    Among other things, the first three parts of the series note that police salaries in the state average over $100,000; property tax levy increases have significantly exceeded inflation for the past 10 years; New Jersey has over 500,000 public employees (more than 10% of workers in the whole state; this does not include any federal workers); that teachers pay no premiums for their medical benefits; and that 78,000 public employees get totally free medical benefits (no deductibles or co-pays).

    The only way to get costs under control is for New Jersey voters to take away the crack pipe, something they have seemed congenitally unable to do.

Positivity: Items Stolen 25 Years Ago Returned to Convent

Filed under: Positivity — Tom @ 6:01 am

Though you might suspect after reading this that the original thief may not really have repented, the return of the items involved is surely good news (HT Good News Blog):

Watches, crucifixes stolen 25 years ago from convent returned

NEWTON, Mass (AP) — It took a quarter-century, but his conscience finally got the best of a thief.

Several crucifixes, pocket watches and a wristwatch were stolen from Maria Convent in Newton in 1981. Just last week, the Rev. Joseph Keil at Our Lady’s Help of Christians parish received a package shipped from San Jose, Calif., containing the stolen items, and a letter.

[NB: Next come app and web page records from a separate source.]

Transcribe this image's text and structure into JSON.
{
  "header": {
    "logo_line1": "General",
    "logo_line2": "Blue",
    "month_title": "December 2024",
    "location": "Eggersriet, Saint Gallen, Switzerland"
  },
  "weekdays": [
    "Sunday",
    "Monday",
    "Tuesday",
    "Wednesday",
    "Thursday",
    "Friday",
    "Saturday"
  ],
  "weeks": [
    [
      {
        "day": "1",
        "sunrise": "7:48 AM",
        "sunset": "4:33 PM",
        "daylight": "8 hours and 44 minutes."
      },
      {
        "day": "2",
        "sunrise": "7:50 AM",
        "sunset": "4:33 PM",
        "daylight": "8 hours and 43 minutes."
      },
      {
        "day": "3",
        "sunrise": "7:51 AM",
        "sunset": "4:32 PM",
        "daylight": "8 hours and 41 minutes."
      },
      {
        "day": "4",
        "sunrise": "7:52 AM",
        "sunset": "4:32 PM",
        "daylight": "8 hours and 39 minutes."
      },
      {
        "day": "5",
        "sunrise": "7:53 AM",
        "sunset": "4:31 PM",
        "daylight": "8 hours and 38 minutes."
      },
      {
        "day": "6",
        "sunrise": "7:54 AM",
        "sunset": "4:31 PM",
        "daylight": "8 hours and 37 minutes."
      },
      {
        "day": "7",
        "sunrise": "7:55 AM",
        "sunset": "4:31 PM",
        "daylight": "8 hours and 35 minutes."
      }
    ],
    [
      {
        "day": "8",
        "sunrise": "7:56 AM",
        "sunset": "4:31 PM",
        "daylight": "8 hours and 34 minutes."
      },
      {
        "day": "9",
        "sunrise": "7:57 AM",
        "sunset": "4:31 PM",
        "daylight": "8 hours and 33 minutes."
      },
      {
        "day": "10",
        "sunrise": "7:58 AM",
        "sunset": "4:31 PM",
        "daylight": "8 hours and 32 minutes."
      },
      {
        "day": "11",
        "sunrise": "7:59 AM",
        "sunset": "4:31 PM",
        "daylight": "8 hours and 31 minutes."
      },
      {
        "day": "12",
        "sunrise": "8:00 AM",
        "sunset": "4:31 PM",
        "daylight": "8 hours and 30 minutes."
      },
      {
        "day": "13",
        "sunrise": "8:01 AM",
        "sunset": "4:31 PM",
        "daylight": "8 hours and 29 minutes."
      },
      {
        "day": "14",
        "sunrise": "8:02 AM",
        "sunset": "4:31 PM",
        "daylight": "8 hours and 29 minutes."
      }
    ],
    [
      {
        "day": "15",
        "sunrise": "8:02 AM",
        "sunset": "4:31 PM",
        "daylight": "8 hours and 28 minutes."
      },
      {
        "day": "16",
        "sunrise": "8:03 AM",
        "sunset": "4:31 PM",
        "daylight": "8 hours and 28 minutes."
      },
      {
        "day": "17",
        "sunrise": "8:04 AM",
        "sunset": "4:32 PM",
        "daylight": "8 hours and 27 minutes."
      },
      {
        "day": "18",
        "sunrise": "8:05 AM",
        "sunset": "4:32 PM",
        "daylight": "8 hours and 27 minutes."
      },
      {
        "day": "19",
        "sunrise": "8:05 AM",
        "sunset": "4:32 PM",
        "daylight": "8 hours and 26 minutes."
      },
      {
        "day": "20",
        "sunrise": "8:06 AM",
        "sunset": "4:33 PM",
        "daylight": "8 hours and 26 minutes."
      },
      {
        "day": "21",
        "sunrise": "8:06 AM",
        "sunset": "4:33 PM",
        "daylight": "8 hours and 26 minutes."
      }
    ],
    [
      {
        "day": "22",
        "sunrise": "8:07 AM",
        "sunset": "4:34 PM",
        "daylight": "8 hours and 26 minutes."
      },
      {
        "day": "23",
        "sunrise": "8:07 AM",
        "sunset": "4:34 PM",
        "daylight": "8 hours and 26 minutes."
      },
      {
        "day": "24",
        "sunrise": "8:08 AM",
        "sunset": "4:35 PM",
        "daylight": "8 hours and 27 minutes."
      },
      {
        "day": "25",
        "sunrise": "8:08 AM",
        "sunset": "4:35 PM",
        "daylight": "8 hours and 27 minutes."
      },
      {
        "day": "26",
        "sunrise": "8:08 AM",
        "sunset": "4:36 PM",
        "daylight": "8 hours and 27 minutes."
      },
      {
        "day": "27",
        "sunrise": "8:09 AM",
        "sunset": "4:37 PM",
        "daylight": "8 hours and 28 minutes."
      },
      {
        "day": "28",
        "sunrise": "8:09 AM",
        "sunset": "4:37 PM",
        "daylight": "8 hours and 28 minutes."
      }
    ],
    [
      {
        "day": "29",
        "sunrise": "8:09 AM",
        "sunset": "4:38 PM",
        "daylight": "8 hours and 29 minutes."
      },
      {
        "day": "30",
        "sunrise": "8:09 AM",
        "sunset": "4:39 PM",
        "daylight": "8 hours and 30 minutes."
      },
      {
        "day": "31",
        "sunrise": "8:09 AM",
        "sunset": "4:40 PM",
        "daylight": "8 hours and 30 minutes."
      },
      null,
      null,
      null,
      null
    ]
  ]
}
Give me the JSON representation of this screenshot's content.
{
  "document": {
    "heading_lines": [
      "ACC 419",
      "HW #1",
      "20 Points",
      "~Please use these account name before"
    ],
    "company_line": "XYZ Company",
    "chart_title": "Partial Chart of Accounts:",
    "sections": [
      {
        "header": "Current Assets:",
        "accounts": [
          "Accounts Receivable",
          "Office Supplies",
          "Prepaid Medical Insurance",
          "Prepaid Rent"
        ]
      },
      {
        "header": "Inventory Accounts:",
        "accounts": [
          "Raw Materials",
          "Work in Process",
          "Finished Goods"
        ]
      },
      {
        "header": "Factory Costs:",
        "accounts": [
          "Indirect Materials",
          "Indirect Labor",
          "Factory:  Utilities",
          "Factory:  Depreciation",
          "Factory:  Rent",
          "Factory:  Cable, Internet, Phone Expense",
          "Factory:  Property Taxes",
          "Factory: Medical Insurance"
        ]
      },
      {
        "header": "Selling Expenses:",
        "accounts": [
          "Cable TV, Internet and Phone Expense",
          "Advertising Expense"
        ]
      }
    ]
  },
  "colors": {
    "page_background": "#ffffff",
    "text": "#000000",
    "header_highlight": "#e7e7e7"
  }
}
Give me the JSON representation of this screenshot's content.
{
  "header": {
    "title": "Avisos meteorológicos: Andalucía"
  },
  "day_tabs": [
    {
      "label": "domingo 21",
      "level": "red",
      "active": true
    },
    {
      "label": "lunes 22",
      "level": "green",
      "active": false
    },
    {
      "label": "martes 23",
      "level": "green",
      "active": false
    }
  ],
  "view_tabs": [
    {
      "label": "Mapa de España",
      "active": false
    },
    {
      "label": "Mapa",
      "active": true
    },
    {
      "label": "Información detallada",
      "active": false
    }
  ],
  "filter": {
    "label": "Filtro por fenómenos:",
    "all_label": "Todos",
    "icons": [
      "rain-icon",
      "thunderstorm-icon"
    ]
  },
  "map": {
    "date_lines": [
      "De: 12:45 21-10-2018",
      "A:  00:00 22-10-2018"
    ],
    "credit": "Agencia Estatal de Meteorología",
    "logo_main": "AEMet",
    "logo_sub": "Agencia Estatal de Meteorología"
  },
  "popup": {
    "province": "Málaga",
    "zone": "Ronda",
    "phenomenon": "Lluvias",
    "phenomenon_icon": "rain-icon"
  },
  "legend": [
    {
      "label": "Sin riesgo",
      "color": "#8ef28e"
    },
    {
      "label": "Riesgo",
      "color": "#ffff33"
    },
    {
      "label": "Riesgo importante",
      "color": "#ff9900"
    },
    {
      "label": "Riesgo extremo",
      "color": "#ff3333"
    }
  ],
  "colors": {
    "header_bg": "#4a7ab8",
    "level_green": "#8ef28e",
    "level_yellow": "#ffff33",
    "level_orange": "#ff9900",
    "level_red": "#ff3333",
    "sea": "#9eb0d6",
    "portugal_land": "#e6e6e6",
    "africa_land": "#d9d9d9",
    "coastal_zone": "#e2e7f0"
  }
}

“The note said the person who took them was sorry, that the jewelry was taken many years ago and if it could be returned to the owner, that would be great,” Keil told the MetroWest Daily News of Framingham.

….. The convent is run by the Sisters of St. Joseph of Boston. Sister Joanne Gallagher, a spokeswoman for the order, said it’s still unknown whether the returned items were actually stolen from the Maria Convent.

“All I know it was 25 years ago and we really don’t have any accurate information right now,” she said.

Newton police Lt. Bruce Apotheker said a person has been interviewed who remembered the convent being burglarized over Labor Day weekend in 1981, but could not remember what was stolen.

The letter, dated July 2, 2006, seemed to be written by someone close to the thief instead of the actual culprit, Keil said.

“Please help return these items to the Sisters that they were stolen from, if possible,” the anonymous letter reads in part.

“The person who stole them asks for their forgiveness, as he has asked for God’s forgiveness, and is extremely sorry for the pain that their theft caused.”